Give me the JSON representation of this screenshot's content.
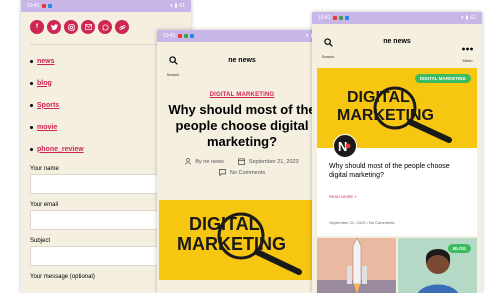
{
  "statusbar": {
    "left_time": "10:41",
    "mid_time": "10:41",
    "right_time": "10:41",
    "battery": "61"
  },
  "colors": {
    "accent": "#cd2653",
    "page_bg": "#f5efe0",
    "status_bar": "#c9b6e9",
    "yellow": "#f7c611",
    "badge_green": "#3dbb60"
  },
  "left_phone": {
    "social_icons": [
      "facebook-icon",
      "twitter-icon",
      "instagram-icon",
      "email-icon",
      "whatsapp-icon",
      "link-icon"
    ],
    "menu_items": [
      "news",
      "blog",
      "Sports",
      "movie",
      "phone_review"
    ],
    "form": {
      "name_label": "Your name",
      "email_label": "Your email",
      "subject_label": "Subject",
      "message_label": "Your message (optional)"
    }
  },
  "middle_phone": {
    "search_label": "Search",
    "site_title": "ne news",
    "category": "DIGITAL MARKETING",
    "headline": "Why should most of the people choose digital marketing?",
    "author": "By ne news",
    "date": "September 21, 2023",
    "comments": "No Comments",
    "image_text_line1": "DIGITAL",
    "image_text_line2": "MARKETING"
  },
  "right_phone": {
    "search_label": "Search",
    "site_title": "ne news",
    "menu_label": "Menu",
    "card": {
      "badge": "DIGITAL MARKETING",
      "image_text_line1": "DIGITAL",
      "image_text_line2": "MARKETING",
      "title": "Why should most of the people choose digital marketing?",
      "read_more": "READ MORE »",
      "meta": "September 21, 2023  •  No Comments"
    },
    "second_badge": "BLOG"
  }
}
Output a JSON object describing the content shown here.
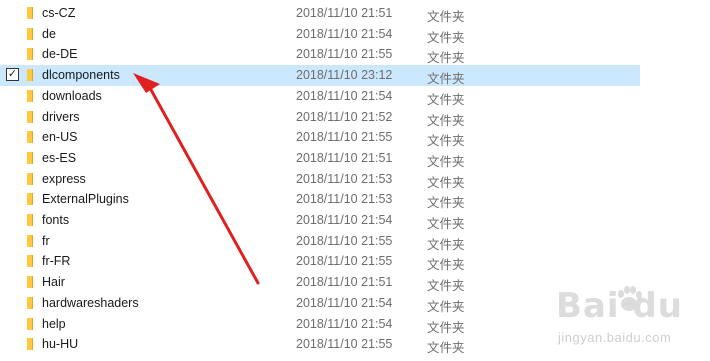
{
  "file_list": {
    "rows": [
      {
        "name": "cs-CZ",
        "date": "2018/11/10 21:51",
        "type": "文件夹",
        "selected": false
      },
      {
        "name": "de",
        "date": "2018/11/10 21:54",
        "type": "文件夹",
        "selected": false
      },
      {
        "name": "de-DE",
        "date": "2018/11/10 21:55",
        "type": "文件夹",
        "selected": false
      },
      {
        "name": "dlcomponents",
        "date": "2018/11/10 23:12",
        "type": "文件夹",
        "selected": true
      },
      {
        "name": "downloads",
        "date": "2018/11/10 21:54",
        "type": "文件夹",
        "selected": false
      },
      {
        "name": "drivers",
        "date": "2018/11/10 21:52",
        "type": "文件夹",
        "selected": false
      },
      {
        "name": "en-US",
        "date": "2018/11/10 21:55",
        "type": "文件夹",
        "selected": false
      },
      {
        "name": "es-ES",
        "date": "2018/11/10 21:51",
        "type": "文件夹",
        "selected": false
      },
      {
        "name": "express",
        "date": "2018/11/10 21:53",
        "type": "文件夹",
        "selected": false
      },
      {
        "name": "ExternalPlugins",
        "date": "2018/11/10 21:53",
        "type": "文件夹",
        "selected": false
      },
      {
        "name": "fonts",
        "date": "2018/11/10 21:54",
        "type": "文件夹",
        "selected": false
      },
      {
        "name": "fr",
        "date": "2018/11/10 21:55",
        "type": "文件夹",
        "selected": false
      },
      {
        "name": "fr-FR",
        "date": "2018/11/10 21:55",
        "type": "文件夹",
        "selected": false
      },
      {
        "name": "Hair",
        "date": "2018/11/10 21:51",
        "type": "文件夹",
        "selected": false
      },
      {
        "name": "hardwareshaders",
        "date": "2018/11/10 21:54",
        "type": "文件夹",
        "selected": false
      },
      {
        "name": "help",
        "date": "2018/11/10 21:54",
        "type": "文件夹",
        "selected": false
      },
      {
        "name": "hu-HU",
        "date": "2018/11/10 21:55",
        "type": "文件夹",
        "selected": false
      }
    ]
  },
  "colors": {
    "selection": "#cce8ff",
    "folder": "#ffc83d",
    "arrow": "#e02020"
  },
  "watermark": {
    "brand": "Bai du",
    "sub": "jingyan.baidu.com"
  },
  "icons": {
    "folder": "folder-icon",
    "check": "checkbox-icon",
    "arrow": "annotation-arrow",
    "paw": "baidu-paw-logo"
  }
}
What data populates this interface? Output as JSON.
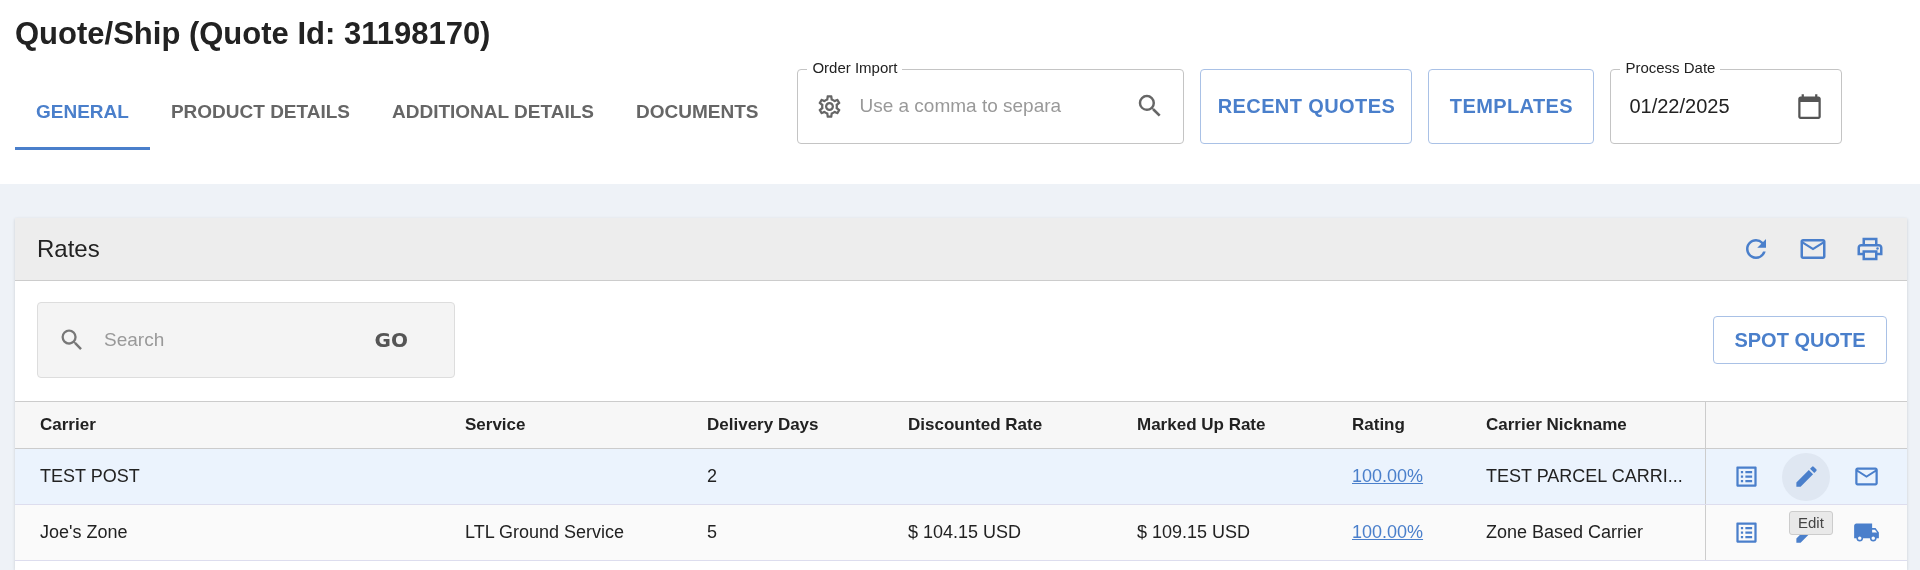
{
  "title": "Quote/Ship (Quote Id: 31198170)",
  "tabs": [
    {
      "label": "GENERAL",
      "selected": true
    },
    {
      "label": "PRODUCT DETAILS",
      "selected": false
    },
    {
      "label": "ADDITIONAL DETAILS",
      "selected": false
    },
    {
      "label": "DOCUMENTS",
      "selected": false
    }
  ],
  "order_import": {
    "label": "Order Import",
    "placeholder": "Use a comma to separa"
  },
  "buttons": [
    "RECENT QUOTES",
    "TEMPLATES"
  ],
  "process_date": {
    "label": "Process Date",
    "value": "01/22/2025"
  },
  "rates": {
    "title": "Rates",
    "search": {
      "placeholder": "Search",
      "go": "GO"
    },
    "spot_quote": "SPOT QUOTE",
    "columns": [
      "Carrier",
      "Service",
      "Delivery Days",
      "Discounted Rate",
      "Marked Up Rate",
      "Rating",
      "Carrier Nickname"
    ],
    "rows": [
      {
        "carrier": "TEST POST",
        "service": "",
        "delivery_days": "2",
        "discounted_rate": "",
        "marked_up_rate": "",
        "rating": "100.00%",
        "nickname": "TEST PARCEL CARRI...",
        "selected": true,
        "actions": [
          {
            "kind": "details",
            "hovered": false
          },
          {
            "kind": "edit",
            "hovered": true
          },
          {
            "kind": "email",
            "hovered": false
          }
        ]
      },
      {
        "carrier": "Joe's Zone",
        "service": "LTL Ground Service",
        "delivery_days": "5",
        "discounted_rate": "$ 104.15 USD",
        "marked_up_rate": "$ 109.15 USD",
        "rating": "100.00%",
        "nickname": "Zone Based Carrier",
        "selected": false,
        "actions": [
          {
            "kind": "details",
            "hovered": false
          },
          {
            "kind": "edit",
            "hovered": false
          },
          {
            "kind": "ship",
            "hovered": false
          }
        ]
      }
    ]
  },
  "tooltip": {
    "text": "Edit"
  }
}
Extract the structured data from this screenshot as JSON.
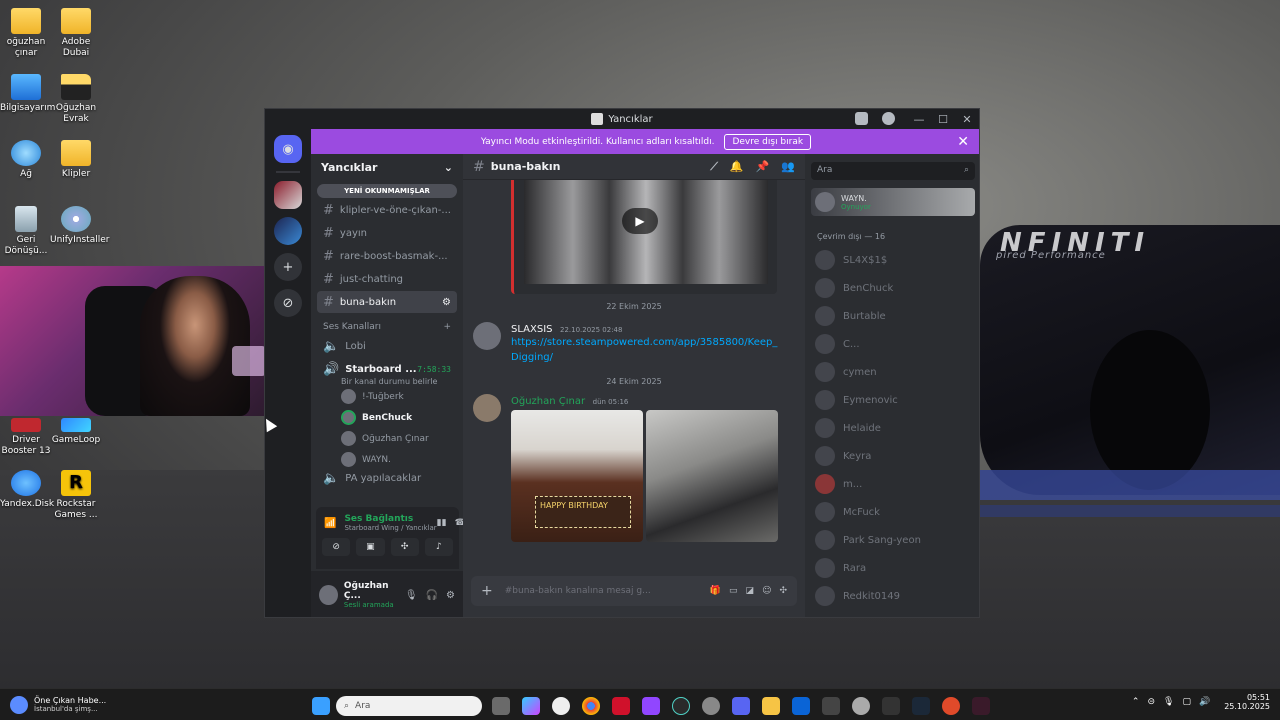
{
  "desktop": {
    "icons": [
      {
        "label": "oğuzhan çınar",
        "type": "folder"
      },
      {
        "label": "Adobe Dubai",
        "type": "folder"
      },
      {
        "label": "Bilgisayarım",
        "type": "computer"
      },
      {
        "label": "Oğuzhan Evrak",
        "type": "folder-dark"
      },
      {
        "label": "Ağ",
        "type": "network"
      },
      {
        "label": "Klipler",
        "type": "folder"
      },
      {
        "label": "Geri Dönüşü...",
        "type": "recycle"
      },
      {
        "label": "UnifyInstaller",
        "type": "disc"
      },
      {
        "label": "Driver Booster 13",
        "type": "app"
      },
      {
        "label": "GameLoop",
        "type": "app"
      },
      {
        "label": "Yandex.Disk",
        "type": "app"
      },
      {
        "label": "Rockstar Games ...",
        "type": "app"
      }
    ],
    "wallpaper_text": "NFINITI",
    "wallpaper_sub": "pired Performance"
  },
  "window": {
    "title": "Yancıklar",
    "banner": {
      "text": "Yayıncı Modu etkinleştirildi. Kullanıcı adları kısaltıldı.",
      "button": "Devre dışı bırak"
    },
    "server_name": "Yancıklar",
    "new_unreads": "YENİ OKUNMAMIŞLAR",
    "channels": [
      {
        "name": "klipler-ve-öne-çıkan-...",
        "active": false
      },
      {
        "name": "yayın",
        "active": false
      },
      {
        "name": "rare-boost-basmak-...",
        "active": false
      },
      {
        "name": "just-chatting",
        "active": false
      },
      {
        "name": "buna-bakın",
        "active": true
      }
    ],
    "voice_category": "Ses Kanalları",
    "voice_channels": [
      {
        "name": "Lobi"
      },
      {
        "name": "Starboard ...",
        "timer": "7:58:33",
        "status": "Bir kanal durumu belirle"
      }
    ],
    "voice_users": [
      {
        "name": "!-Tuğberk",
        "bold": false
      },
      {
        "name": "BenChuck",
        "bold": true
      },
      {
        "name": "Oğuzhan Çınar",
        "bold": false
      },
      {
        "name": "WAYN.",
        "bold": false
      }
    ],
    "next_channel": "PA yapılacaklar",
    "voice_connection": {
      "status": "Ses Bağlantısı Kurulc",
      "location": "Starboard Wing / Yancıklar"
    },
    "user": {
      "name": "Oğuzhan Ç...",
      "status": "Sesli aramada"
    },
    "chat": {
      "channel": "buna-bakın",
      "date1": "22 Ekim 2025",
      "msg1": {
        "author": "SLAXSIS",
        "time": "22.10.2025 02:48",
        "link": "https://store.steampowered.com/app/3585800/Keep_Digging/"
      },
      "date2": "24 Ekim 2025",
      "msg2": {
        "author": "Oğuzhan Çınar",
        "time": "dün 05:16"
      },
      "cake_text": "HAPPY BIRTHDAY",
      "input_placeholder": "#buna-bakın kanalına mesaj g..."
    },
    "members": {
      "search_placeholder": "Ara",
      "top_member": {
        "name": "WAYN.",
        "activity": "Oynuyor"
      },
      "offline_header": "Çevrim dışı — 16",
      "offline": [
        "SL4X$1$",
        "BenChuck",
        "Burtable",
        "C...",
        "cymen",
        "Eymenovic",
        "Helaide",
        "Keyra",
        "m...",
        "McFuck",
        "Park Sang-yeon",
        "Rara",
        "Redkit0149"
      ]
    }
  },
  "taskbar": {
    "news_title": "Öne Çıkan Habe...",
    "news_sub": "İstanbul'da şimş...",
    "search_placeholder": "Ara",
    "time": "05:51",
    "date": "25.10.2025"
  },
  "colors": {
    "discord_bg": "#313338",
    "sidebar": "#2b2d31",
    "rail": "#1e1f22",
    "banner": "#9b4be0",
    "link": "#00a8fc",
    "green": "#23a55a"
  }
}
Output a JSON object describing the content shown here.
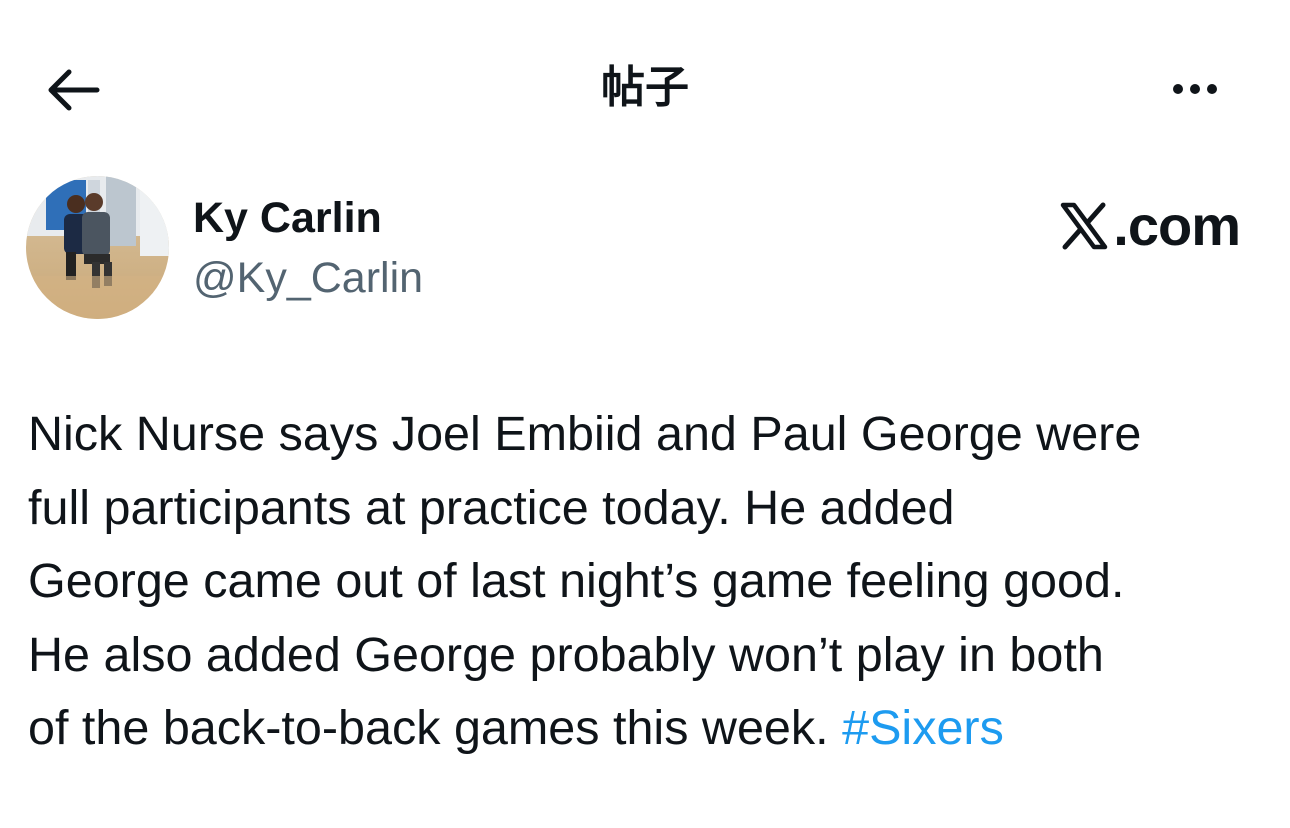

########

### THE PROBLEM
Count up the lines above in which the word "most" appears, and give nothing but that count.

### RESPONSE AREA
2